Is surface cleaning still necessary to kill the COVID virus?

Problem Solvers

DENVER (KDVR) — 2020 has been the year of disinfectant wipes and endless cleaning as people tried to prevent the spread of coronavirus.

Looking forward to next year, many people are wondering if that is necessary.

Dr. Michelle Barron, the senior medical director of infection prevention at UCHealth, says surface cleaning has plenty of health benefits, but the primary transmission of the coronavirus is droplets in the air.

“When you are in proximity to (infectious) individuals and you are not wearing a mask, that’s the most likely way you are going to actually acquire this. There’s probably still some component of surface contamination, but not to the extent that I think they were concerned about early on,” Dr. Barron said.

Disinfecting high-touch areas is a good habit, she says, but, “…to the extent where people were taking their boxes and leaving them in the garage, and then pouring bleach on them, that’s probably no longer a thing that’s necessary, or probably was ever necessary,” Dr. Barron said.

“There’s not data to support wiping down everything,” said Sydney Henderson, an infection preventionist at Presbyterian St. Lukes Medical Center in Denver.

But Henderson hopes that people will continue to wash their hands and wipe down high-touch areas like cell phones, door handles and keyboards.

“You can stop wiping down your groceries, wiping down packages that you receive in the mail. But please do not stop wearing your mask. Do not stop socially distancing. Do not stop avoiding crowds, and do not stop washing your hands and disinfecting high-touch surfaces,” Henderson said.

“Just because the virus might not necessarily be viable on surfaces for very long, there still is no such thing as zero risk,” she added.
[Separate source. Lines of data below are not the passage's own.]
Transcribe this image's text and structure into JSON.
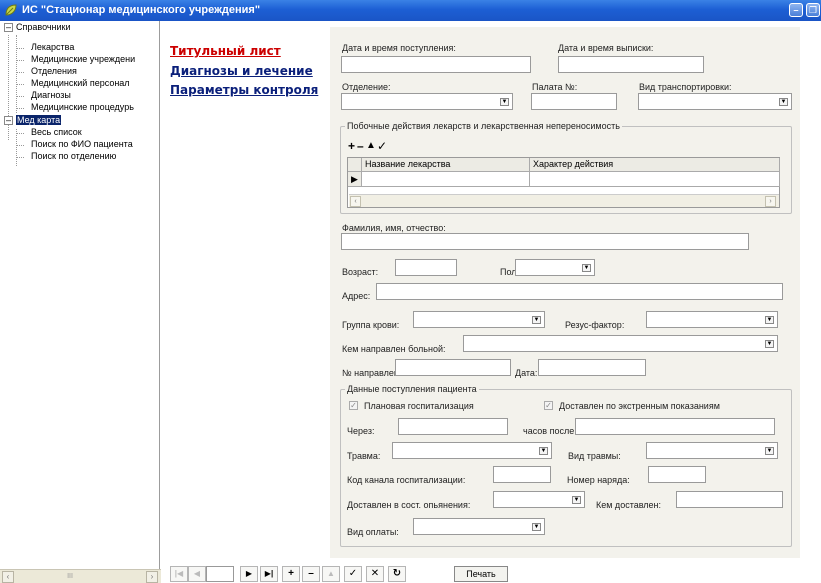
{
  "window": {
    "title": "ИС \"Стационар медицинского учреждения\"",
    "minimize_glyph": "–",
    "restore_glyph": "❐"
  },
  "tree": {
    "root1": {
      "label": "Справочники",
      "expander": "–"
    },
    "root1_items": [
      "Лекарства",
      "Медицинские учреждени",
      "Отделения",
      "Медицинский персонал",
      "Диагнозы",
      "Медицинские процедурь"
    ],
    "root2": {
      "label": "Мед карта",
      "expander": "–"
    },
    "root2_items": [
      "Весь список",
      "Поиск по ФИО пациента",
      "Поиск по отделению"
    ],
    "scroll": {
      "left": "‹",
      "right": "›",
      "thumb": "III"
    }
  },
  "links": {
    "title_sheet": "Титульный лист",
    "diagnoses": "Диагнозы и лечение",
    "params": "Параметры контроля",
    "active_color": "#cc0000",
    "link_color": "#0a1f7a"
  },
  "form": {
    "admit_datetime_label": "Дата и время поступления:",
    "discharge_datetime_label": "Дата и время выписки:",
    "department_label": "Отделение:",
    "ward_label": "Палата №:",
    "transport_label": "Вид транспортировки:",
    "side_effects_group": "Побочные действия лекарств и лекарственная непереносимость",
    "grid_buttons": [
      "+",
      "–",
      "▲",
      "✓"
    ],
    "grid_columns": [
      "Название лекарства",
      "Характер действия"
    ],
    "row_marker": "▶",
    "fio_label": "Фамилия, имя, отчество:",
    "age_label": "Возраст:",
    "sex_label": "Пол:",
    "address_label": "Адрес:",
    "blood_group_label": "Группа крови:",
    "rh_label": "Резус-фактор:",
    "referred_by_label": "Кем направлен больной:",
    "referral_no_label": "№ направления:",
    "date_label": "Дата:",
    "admission_group": "Данные поступления пациента",
    "planned_label": "Плановая госпитализация",
    "emergency_label": "Доставлен по экстренным показаниям",
    "check_glyph": "✓",
    "after_label": "Через:",
    "hours_after_label": "часов после",
    "trauma_label": "Травма:",
    "trauma_type_label": "Вид травмы:",
    "channel_code_label": "Код канала госпитализации:",
    "order_no_label": "Номер наряда:",
    "intox_label": "Доставлен в сост. опьянения:",
    "delivered_by_label": "Кем доставлен:",
    "payment_label": "Вид оплаты:",
    "dropdown_arrow": "▼"
  },
  "navigator": {
    "first": "|◀",
    "prior": "◀",
    "next": "▶",
    "last": "▶|",
    "insert": "+",
    "delete": "–",
    "edit": "▲",
    "post": "✓",
    "cancel": "✕",
    "refresh": "↻",
    "print_label": "Печать"
  }
}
Plus, these practices can help prevent other illnesses.

Most Read

Top Stories

More Home Page Top Stories